## YOUR INSTRUCTIONS
Tally every line in the data that has the word "notes" and report only the total.
____ PROVIDED RECORDS
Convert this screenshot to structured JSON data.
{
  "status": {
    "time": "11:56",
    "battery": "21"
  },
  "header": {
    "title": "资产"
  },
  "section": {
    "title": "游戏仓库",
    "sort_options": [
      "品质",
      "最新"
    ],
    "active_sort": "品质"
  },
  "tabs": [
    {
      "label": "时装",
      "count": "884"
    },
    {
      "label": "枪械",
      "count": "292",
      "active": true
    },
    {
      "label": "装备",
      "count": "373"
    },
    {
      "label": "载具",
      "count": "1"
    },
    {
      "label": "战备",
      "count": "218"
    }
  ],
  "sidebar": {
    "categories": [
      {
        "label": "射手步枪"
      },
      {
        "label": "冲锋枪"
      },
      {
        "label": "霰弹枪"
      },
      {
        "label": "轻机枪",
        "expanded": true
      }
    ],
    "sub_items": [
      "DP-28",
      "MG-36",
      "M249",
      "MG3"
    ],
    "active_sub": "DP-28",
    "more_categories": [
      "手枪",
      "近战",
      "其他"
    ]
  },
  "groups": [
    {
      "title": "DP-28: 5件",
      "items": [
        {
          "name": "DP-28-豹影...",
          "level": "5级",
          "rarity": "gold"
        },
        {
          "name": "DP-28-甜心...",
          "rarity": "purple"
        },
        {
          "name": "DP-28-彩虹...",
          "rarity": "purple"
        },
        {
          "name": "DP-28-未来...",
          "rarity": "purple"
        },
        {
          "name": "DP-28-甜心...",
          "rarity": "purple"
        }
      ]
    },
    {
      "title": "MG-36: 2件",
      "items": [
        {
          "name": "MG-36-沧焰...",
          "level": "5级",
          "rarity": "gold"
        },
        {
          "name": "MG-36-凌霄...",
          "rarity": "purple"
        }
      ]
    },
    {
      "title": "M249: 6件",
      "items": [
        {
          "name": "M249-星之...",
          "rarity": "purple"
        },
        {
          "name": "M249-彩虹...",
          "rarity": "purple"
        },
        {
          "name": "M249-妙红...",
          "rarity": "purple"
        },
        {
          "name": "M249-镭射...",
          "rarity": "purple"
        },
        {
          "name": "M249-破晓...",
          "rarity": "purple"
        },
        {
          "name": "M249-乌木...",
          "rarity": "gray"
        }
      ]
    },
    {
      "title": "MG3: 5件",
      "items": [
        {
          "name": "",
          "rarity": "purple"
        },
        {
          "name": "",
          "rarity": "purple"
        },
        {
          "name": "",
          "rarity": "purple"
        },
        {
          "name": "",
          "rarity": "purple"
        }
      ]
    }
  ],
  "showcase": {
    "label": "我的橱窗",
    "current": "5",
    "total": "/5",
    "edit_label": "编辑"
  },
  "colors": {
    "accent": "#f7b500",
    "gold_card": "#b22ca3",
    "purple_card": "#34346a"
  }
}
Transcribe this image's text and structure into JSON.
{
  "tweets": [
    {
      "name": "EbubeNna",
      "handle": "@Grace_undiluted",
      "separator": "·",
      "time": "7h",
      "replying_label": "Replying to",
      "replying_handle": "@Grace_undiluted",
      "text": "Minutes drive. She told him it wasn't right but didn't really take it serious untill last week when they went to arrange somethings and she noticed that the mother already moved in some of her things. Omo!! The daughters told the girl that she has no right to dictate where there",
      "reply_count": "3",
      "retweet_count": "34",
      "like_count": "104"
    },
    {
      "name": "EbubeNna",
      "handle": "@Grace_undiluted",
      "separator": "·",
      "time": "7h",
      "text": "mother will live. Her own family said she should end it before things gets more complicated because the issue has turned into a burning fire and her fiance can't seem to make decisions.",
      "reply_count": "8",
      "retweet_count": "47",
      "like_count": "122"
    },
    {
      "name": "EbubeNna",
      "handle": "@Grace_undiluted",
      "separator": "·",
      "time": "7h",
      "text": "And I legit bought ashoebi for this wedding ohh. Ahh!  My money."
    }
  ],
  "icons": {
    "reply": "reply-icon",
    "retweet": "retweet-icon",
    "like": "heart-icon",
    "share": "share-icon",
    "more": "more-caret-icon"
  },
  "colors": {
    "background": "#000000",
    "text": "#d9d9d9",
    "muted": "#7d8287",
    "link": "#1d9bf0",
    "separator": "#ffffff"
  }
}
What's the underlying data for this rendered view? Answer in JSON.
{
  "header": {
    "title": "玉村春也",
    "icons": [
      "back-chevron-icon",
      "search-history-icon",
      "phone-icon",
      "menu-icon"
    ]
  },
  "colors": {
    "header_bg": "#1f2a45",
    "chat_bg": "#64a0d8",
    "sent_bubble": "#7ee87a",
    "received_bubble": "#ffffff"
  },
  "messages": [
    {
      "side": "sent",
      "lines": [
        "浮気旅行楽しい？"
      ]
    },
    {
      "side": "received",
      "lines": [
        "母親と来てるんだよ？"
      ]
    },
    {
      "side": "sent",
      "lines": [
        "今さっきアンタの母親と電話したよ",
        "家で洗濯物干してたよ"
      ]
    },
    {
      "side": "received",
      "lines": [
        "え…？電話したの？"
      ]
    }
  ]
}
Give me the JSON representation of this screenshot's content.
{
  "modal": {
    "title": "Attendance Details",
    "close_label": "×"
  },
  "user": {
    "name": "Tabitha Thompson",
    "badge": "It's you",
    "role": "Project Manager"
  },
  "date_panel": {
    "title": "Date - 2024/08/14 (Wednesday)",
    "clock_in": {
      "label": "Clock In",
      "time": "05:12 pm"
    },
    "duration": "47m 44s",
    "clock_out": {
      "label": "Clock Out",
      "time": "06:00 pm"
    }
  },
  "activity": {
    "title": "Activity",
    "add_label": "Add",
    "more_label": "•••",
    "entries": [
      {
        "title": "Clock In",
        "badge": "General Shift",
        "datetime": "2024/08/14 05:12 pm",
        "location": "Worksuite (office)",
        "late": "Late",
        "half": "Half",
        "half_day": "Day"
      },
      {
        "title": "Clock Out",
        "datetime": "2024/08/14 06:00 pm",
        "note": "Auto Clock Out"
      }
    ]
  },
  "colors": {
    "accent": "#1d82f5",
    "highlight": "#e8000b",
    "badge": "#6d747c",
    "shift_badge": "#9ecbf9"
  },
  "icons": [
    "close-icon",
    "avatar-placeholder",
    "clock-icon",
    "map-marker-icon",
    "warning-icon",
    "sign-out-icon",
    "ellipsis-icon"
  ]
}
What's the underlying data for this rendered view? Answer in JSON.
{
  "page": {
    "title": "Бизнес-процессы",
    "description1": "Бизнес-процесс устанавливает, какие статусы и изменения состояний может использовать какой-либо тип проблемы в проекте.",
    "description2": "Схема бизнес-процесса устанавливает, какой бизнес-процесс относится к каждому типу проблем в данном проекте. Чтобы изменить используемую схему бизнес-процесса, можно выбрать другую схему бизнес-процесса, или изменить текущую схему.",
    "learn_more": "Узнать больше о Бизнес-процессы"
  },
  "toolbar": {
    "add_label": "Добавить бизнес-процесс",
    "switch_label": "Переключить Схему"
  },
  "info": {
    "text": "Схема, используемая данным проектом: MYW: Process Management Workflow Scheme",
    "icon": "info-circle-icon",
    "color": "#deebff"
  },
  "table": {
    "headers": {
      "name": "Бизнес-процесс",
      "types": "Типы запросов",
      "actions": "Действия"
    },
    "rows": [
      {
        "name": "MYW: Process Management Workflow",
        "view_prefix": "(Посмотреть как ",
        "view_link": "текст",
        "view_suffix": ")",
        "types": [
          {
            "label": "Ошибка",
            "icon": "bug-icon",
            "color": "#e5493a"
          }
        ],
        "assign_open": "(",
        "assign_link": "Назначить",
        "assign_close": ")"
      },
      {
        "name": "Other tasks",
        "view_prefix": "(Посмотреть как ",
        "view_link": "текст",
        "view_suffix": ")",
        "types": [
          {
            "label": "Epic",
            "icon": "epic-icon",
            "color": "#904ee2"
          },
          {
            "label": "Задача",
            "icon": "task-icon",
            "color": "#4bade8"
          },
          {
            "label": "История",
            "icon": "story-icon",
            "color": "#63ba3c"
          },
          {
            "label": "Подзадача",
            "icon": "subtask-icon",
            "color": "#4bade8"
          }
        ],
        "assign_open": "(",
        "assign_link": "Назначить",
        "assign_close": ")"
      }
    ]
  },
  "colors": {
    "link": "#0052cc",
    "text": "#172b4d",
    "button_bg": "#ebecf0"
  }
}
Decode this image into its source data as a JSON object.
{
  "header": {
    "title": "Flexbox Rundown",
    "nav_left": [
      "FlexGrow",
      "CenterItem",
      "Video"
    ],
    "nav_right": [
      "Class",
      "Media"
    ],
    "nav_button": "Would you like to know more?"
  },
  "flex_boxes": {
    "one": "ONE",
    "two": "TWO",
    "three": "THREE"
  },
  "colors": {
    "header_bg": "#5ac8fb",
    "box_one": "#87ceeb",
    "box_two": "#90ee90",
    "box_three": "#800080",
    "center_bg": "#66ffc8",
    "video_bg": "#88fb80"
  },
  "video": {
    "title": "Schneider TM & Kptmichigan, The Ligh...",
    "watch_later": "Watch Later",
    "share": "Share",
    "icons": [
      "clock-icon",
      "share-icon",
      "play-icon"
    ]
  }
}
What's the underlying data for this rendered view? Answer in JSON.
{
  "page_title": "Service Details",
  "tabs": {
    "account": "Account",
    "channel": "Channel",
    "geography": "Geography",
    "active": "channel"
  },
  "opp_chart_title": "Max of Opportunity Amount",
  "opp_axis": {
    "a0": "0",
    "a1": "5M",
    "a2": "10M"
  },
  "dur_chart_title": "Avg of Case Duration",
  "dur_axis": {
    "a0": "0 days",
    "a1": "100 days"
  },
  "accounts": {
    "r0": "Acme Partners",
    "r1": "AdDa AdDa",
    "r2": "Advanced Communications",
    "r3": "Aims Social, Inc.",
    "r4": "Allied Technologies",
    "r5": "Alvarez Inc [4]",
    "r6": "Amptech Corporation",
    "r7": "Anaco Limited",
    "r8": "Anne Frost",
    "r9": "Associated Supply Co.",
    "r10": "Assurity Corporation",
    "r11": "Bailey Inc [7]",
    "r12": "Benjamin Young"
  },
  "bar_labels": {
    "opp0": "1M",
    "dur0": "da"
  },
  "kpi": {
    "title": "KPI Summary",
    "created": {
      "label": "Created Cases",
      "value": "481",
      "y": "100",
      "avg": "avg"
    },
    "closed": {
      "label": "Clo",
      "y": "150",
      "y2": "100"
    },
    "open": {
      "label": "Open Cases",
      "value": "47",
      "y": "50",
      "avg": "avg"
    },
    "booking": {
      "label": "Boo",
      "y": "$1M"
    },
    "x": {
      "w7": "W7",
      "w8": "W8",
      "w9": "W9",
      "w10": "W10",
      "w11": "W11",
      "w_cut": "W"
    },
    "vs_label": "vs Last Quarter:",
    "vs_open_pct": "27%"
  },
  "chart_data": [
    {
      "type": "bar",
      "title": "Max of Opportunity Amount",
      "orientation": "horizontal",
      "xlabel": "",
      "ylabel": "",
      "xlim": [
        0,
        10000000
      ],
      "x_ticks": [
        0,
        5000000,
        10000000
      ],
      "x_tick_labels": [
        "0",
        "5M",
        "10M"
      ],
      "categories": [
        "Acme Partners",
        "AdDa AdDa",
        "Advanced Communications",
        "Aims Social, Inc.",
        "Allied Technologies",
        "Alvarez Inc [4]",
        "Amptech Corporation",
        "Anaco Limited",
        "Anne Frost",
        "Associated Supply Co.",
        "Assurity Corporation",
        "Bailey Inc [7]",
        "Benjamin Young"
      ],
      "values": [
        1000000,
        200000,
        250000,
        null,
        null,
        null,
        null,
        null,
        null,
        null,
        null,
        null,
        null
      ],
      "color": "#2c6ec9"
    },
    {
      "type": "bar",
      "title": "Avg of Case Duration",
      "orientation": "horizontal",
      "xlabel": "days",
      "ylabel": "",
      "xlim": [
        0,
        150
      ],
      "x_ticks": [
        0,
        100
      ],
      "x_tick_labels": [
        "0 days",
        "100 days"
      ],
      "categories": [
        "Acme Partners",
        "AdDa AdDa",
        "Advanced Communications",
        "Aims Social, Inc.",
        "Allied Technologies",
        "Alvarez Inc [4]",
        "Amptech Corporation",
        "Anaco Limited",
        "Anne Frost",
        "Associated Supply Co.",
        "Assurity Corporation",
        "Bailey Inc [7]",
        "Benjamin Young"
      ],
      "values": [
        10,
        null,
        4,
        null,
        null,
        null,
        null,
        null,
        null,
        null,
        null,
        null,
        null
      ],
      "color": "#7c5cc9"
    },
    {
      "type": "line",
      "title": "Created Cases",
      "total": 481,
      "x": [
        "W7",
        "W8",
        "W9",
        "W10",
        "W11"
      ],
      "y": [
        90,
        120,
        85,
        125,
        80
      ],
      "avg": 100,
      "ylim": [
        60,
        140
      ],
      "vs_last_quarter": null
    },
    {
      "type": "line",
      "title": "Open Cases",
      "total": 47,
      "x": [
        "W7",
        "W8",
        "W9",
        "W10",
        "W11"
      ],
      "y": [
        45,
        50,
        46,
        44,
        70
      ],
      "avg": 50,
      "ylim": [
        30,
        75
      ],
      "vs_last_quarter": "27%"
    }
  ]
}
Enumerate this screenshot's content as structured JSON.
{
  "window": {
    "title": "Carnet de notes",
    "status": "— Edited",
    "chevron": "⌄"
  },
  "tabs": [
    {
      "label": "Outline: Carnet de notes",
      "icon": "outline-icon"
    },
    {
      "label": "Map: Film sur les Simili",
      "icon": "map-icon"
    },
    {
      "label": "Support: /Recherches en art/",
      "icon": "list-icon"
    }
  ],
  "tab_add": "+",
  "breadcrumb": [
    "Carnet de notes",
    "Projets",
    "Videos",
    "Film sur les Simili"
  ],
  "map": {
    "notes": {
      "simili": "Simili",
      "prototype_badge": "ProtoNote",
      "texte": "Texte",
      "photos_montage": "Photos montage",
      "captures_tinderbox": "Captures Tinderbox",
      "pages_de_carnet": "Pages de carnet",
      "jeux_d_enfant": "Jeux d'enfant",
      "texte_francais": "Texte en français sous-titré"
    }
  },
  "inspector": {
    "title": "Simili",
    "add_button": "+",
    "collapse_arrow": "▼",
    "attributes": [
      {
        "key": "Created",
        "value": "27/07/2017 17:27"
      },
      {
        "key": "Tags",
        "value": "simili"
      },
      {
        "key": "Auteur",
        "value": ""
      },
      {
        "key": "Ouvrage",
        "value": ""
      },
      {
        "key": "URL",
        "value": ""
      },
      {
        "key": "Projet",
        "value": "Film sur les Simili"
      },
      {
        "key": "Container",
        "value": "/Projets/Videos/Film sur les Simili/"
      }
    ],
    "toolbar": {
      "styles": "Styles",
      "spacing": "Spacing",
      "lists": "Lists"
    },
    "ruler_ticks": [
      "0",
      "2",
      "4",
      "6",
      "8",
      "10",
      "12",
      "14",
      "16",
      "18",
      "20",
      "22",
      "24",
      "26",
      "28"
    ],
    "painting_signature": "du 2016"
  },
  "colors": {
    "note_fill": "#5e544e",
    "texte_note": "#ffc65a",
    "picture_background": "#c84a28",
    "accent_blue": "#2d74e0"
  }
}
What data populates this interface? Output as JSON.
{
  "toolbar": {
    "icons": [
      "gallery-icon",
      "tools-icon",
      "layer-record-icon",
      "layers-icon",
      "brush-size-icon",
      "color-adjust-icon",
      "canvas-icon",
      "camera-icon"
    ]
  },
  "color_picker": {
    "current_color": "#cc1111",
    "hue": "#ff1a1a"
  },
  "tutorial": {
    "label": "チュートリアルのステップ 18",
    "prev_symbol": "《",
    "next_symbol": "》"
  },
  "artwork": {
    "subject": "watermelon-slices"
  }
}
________
## YOUR RESPONSE
4